- "[T]here's an edge that's been absent in recent years."
Mojo (Publisher) - p.1143 stars out of 5
- "The same amalgam of pure country, rockabilly and Southern rock allied to a hint of British invasion influences are evident, while a few nods to past heroes are provided."
- 1.Blame the Vain
- 2.Lucky That Way
- 3.Intentional Heartache
- 4.Does It Show
- 5.Three Good Reasons
- 6.Just Passin' Time
- 7.I'll Pretend
- 8.She'll Remember
- 9.I Wanna Love Again
- 10.When I First Came Here
- 11.Watch Out
- 12.The Last Heart in Line

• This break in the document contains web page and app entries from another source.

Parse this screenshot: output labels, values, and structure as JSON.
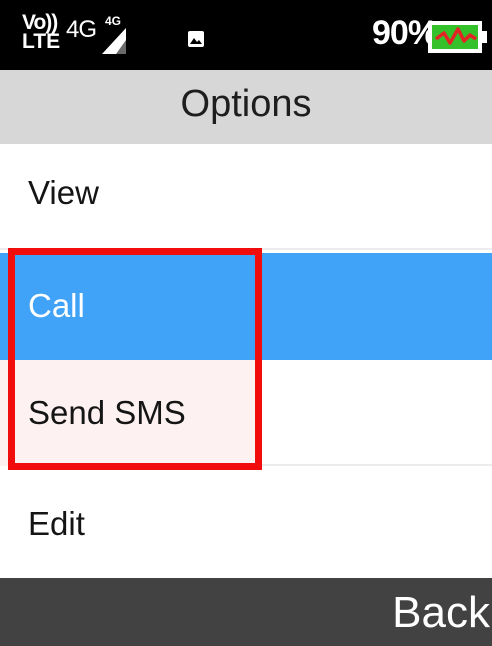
{
  "status_bar": {
    "volte_line1": "Vo))",
    "volte_line2": "LTE",
    "network": "4G",
    "signal_network": "4G",
    "battery_percent": "90%",
    "signal_icon": "signal-bars-icon",
    "notification_icon": "image-icon",
    "battery_icon": "battery-charging-icon"
  },
  "title": "Options",
  "menu": {
    "items": [
      {
        "label": "View"
      },
      {
        "label": "Call"
      },
      {
        "label": "Send SMS"
      },
      {
        "label": "Edit"
      }
    ]
  },
  "softkeys": {
    "right": "Back"
  },
  "colors": {
    "selection": "#41a3f7",
    "highlight_border": "#f20d0d",
    "title_bg": "#d7d7d7",
    "softkey_bg": "#424242"
  }
}
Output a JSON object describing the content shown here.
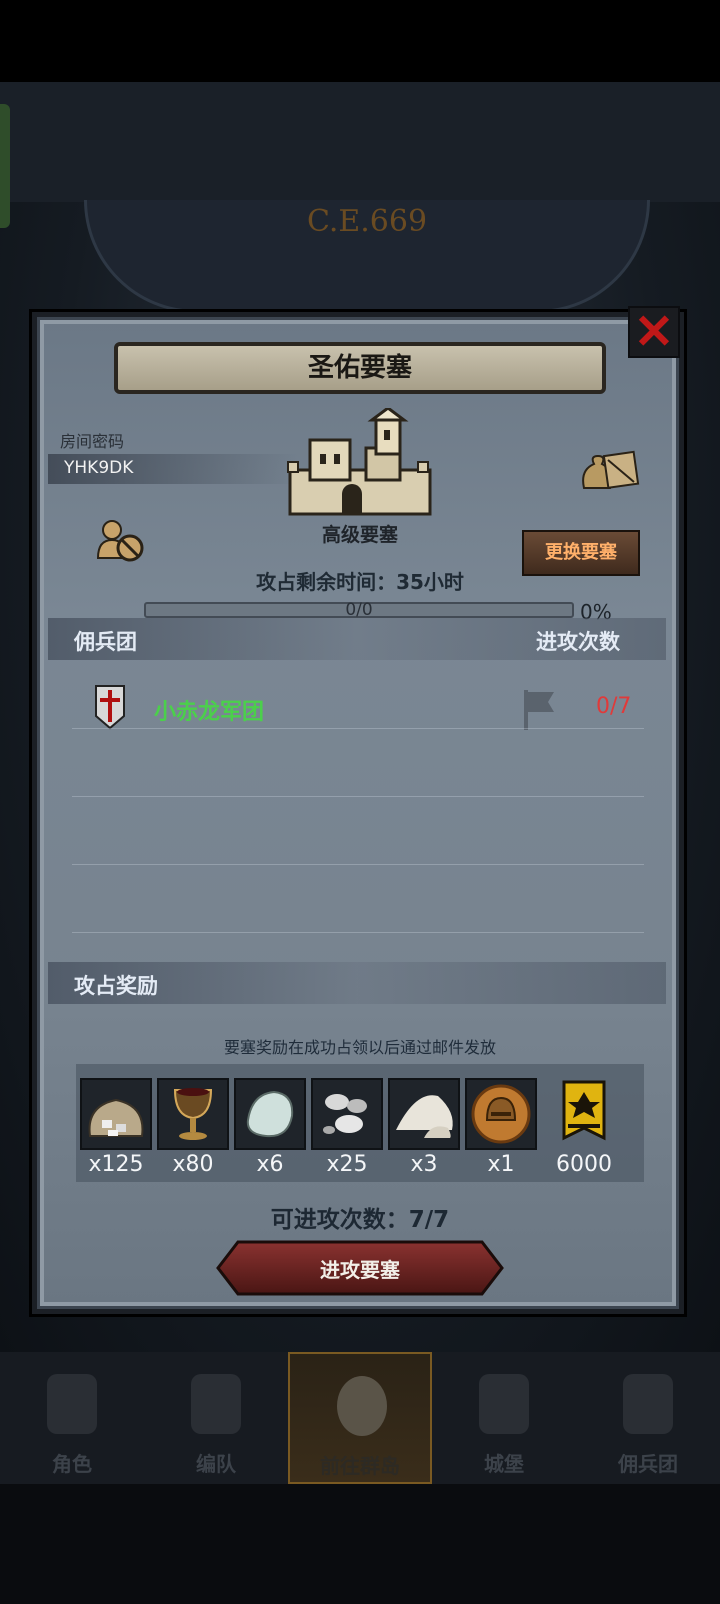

Personnel: Dwight Yoakam (vocals, acoustic guitar, background vocals); Dwight Yoakam; Al Bonhomme (acoustic guitar); Skip Edwards (pedal steel guitar, piano, Fender Rhodes piano, Wurlitzer piano, Hammond b-3 organ, Wurlitzer organ, synthesizer, hand claps); Phillip Vaiman (violin); Jim Barth (strings); Jessica Bolter (oboe); Taras Prodaniuk (bass instrument); Gary Ebbins (hand claps); David Roe , Timothy B. Schmit, Dave Roe (background vocals); Gerry McGee (acoustic guitar); Keith Gattis (electric guitar, hand claps); Thomas Dienner (viola); Eric Gaenslen (cello); Lee Thornburg (French horn); Mitch Marine (drums, hand claps); Bobbye Hall (bongos, cowbells, shaker, tambourine, percussion); Jonathan Clark (background vocals).

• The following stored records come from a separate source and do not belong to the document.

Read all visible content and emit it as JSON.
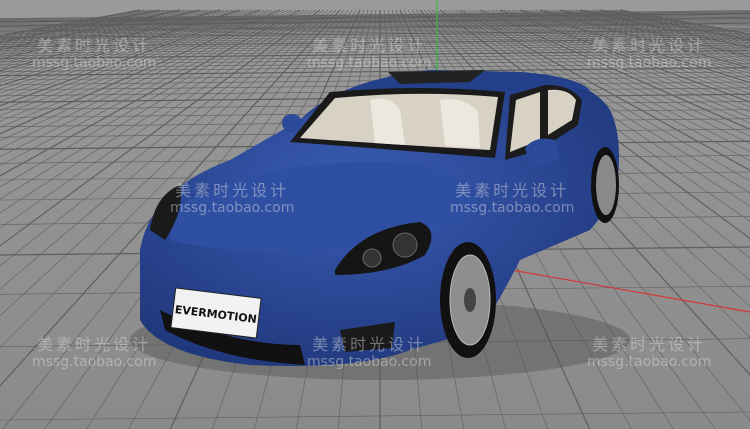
{
  "viewport": {
    "background_color": "#8c8c8c",
    "grid_color": "#5e5e5e",
    "y_axis_color": "#2fbf3a",
    "x_axis_color": "#d23a3a",
    "car_body_color": "#2c4a9a",
    "license_plate": "EVERMOTION"
  },
  "watermarks": [
    {
      "cn": "美素时光设计",
      "url": "mssg.taobao.com"
    },
    {
      "cn": "美素时光设计",
      "url": "mssg.taobao.com"
    },
    {
      "cn": "美素时光设计",
      "url": "mssg.taobao.com"
    },
    {
      "cn": "美素时光设计",
      "url": "mssg.taobao.com"
    },
    {
      "cn": "美素时光设计",
      "url": "mssg.taobao.com"
    },
    {
      "cn": "美素时光设计",
      "url": "mssg.taobao.com"
    },
    {
      "cn": "美素时光设计",
      "url": "mssg.taobao.com"
    },
    {
      "cn": "美素时光设计",
      "url": "mssg.taobao.com"
    }
  ]
}
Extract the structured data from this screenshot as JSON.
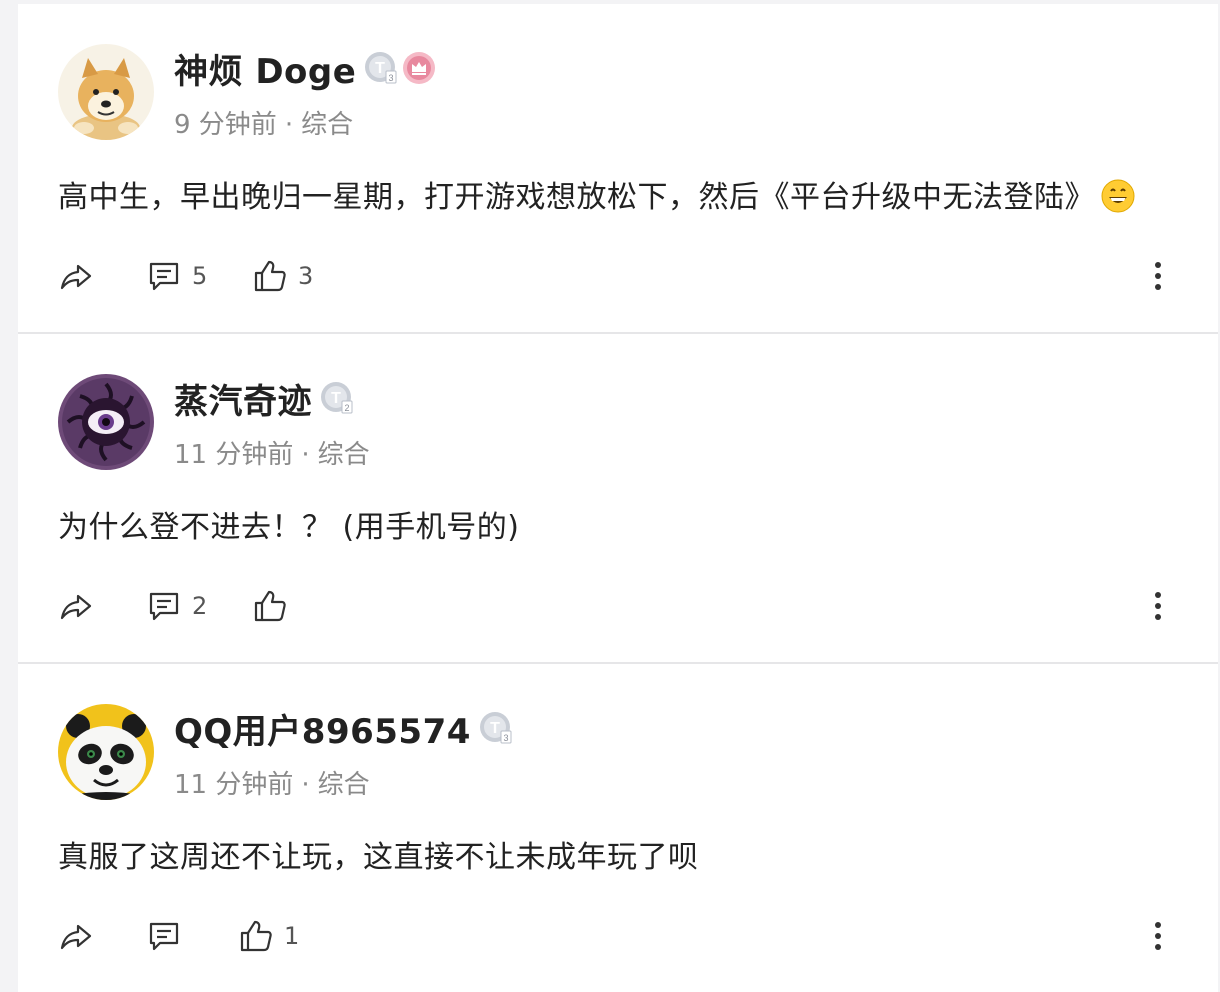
{
  "posts": [
    {
      "author": "神烦 Doge",
      "badge_level": "3",
      "has_vip_badge": true,
      "time": "9 分钟前",
      "category": "综合",
      "content": "高中生，早出晚归一星期，打开游戏想放松下，然后《平台升级中无法登陆》",
      "content_emoji": "grinning-face-emoji",
      "comments": "5",
      "likes": "3"
    },
    {
      "author": "蒸汽奇迹",
      "badge_level": "2",
      "has_vip_badge": false,
      "time": "11 分钟前",
      "category": "综合",
      "content": "为什么登不进去！？ (用手机号的)",
      "comments": "2",
      "likes": ""
    },
    {
      "author": "QQ用户8965574",
      "badge_level": "3",
      "has_vip_badge": false,
      "time": "11 分钟前",
      "category": "综合",
      "content": "真服了这周还不让玩，这直接不让未成年玩了呗",
      "comments": "",
      "likes": "1"
    }
  ],
  "meta_separator": "·",
  "icons": {
    "share": "share-icon",
    "comment": "comment-icon",
    "like": "thumbs-up-icon",
    "more": "more-vertical-icon"
  },
  "colors": {
    "text": "#222222",
    "meta": "#8a8a8a",
    "badge": "#b9bfc9",
    "vip": "#e8889e"
  }
}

Audio Mixers: David Leonard ; Mike Houge.
Recording information: Track Record, Studio B, North Hollywood, CA.
Photographer: Randee Saint Nicholas.

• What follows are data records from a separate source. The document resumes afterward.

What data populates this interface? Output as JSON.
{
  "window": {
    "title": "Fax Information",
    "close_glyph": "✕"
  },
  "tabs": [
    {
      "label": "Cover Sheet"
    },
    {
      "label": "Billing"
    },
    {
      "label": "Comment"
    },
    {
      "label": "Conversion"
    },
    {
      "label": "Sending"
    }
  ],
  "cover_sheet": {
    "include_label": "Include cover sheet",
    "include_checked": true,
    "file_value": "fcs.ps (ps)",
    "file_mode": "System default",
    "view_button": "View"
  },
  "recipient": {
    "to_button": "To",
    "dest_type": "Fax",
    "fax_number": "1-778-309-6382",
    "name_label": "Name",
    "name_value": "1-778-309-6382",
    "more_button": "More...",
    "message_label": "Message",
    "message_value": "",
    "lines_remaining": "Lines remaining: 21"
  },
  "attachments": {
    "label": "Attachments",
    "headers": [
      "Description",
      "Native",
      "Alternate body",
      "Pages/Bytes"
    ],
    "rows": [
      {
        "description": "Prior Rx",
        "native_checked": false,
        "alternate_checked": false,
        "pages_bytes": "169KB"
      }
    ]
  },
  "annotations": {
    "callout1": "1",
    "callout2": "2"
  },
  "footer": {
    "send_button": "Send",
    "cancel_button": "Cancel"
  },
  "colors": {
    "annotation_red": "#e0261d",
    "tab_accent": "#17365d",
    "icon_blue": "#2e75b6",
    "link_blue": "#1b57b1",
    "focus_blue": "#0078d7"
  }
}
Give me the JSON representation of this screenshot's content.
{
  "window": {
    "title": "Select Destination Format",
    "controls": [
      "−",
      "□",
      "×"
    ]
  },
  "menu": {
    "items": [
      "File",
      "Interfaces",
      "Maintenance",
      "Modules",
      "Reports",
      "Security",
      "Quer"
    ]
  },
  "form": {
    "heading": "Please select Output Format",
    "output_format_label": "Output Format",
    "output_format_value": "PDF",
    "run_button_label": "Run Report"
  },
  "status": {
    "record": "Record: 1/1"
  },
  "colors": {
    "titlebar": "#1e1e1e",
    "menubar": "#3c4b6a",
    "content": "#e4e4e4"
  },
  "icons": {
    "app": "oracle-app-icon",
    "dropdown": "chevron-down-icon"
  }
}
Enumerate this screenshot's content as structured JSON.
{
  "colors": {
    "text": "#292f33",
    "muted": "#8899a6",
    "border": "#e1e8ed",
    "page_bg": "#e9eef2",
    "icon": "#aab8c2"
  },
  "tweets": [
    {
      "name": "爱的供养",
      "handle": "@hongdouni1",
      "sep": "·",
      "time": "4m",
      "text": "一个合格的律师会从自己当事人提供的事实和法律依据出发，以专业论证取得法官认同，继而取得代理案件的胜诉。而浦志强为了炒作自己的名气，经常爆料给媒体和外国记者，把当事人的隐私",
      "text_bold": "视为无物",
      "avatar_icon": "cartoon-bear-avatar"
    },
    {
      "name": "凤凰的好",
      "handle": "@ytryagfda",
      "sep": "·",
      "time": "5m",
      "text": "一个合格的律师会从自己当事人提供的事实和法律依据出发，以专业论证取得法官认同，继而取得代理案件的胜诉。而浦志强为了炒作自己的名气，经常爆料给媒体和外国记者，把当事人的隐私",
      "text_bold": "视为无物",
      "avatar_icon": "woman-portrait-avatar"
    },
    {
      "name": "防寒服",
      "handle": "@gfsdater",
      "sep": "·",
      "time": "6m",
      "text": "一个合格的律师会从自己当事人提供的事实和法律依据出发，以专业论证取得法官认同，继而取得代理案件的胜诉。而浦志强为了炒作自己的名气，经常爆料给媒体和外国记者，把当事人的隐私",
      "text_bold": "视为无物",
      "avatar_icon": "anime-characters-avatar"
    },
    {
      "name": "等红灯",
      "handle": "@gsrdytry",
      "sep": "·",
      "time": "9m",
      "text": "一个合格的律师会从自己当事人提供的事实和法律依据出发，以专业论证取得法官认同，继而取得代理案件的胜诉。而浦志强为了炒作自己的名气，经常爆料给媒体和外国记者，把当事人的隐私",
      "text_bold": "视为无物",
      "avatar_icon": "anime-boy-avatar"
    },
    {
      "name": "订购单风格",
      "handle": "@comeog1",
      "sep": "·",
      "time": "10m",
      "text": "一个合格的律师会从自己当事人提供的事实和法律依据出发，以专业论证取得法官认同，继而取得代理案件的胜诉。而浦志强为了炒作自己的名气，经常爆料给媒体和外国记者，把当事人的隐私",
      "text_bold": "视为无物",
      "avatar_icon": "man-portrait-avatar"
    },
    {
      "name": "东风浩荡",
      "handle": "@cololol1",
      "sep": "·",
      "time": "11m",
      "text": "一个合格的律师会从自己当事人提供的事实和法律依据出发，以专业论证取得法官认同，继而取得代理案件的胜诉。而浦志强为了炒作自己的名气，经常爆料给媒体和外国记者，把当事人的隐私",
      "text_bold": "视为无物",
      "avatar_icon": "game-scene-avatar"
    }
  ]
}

Dwight Yoakam is the Baskin-Robbins of heartbreak, turning out more variations on classic lovelorn themes than anyone might have thought possible. As he's done dependably since the mid-1980s, the man who put New Traditionalism on the country music map brings the Buck Owens/Merle Haggard sound into the present, with occasional rock and blues touches. Yoakam reaches even further back on the mournful ballad "Lucky That Way," building on a classic Hank Williams-style template. But he can be unpredictable as well; the anomalous intro to "She'll Remember," awash in synthesizer and jokey British accent, could have slipped off a Blur album, and the wide-screen strings-and-tympani drama of "The Last Heart in Line" finds Yoakam dipping into Roy Orbison territory. In lesser hands, the catalogue of emotional train wrecks that is BLAME THE VAIN might come off monochromatic, but with a master craftsman like Yoakam, the endless stream of subtleties in his multi-hued view of failed romance are consistently involving.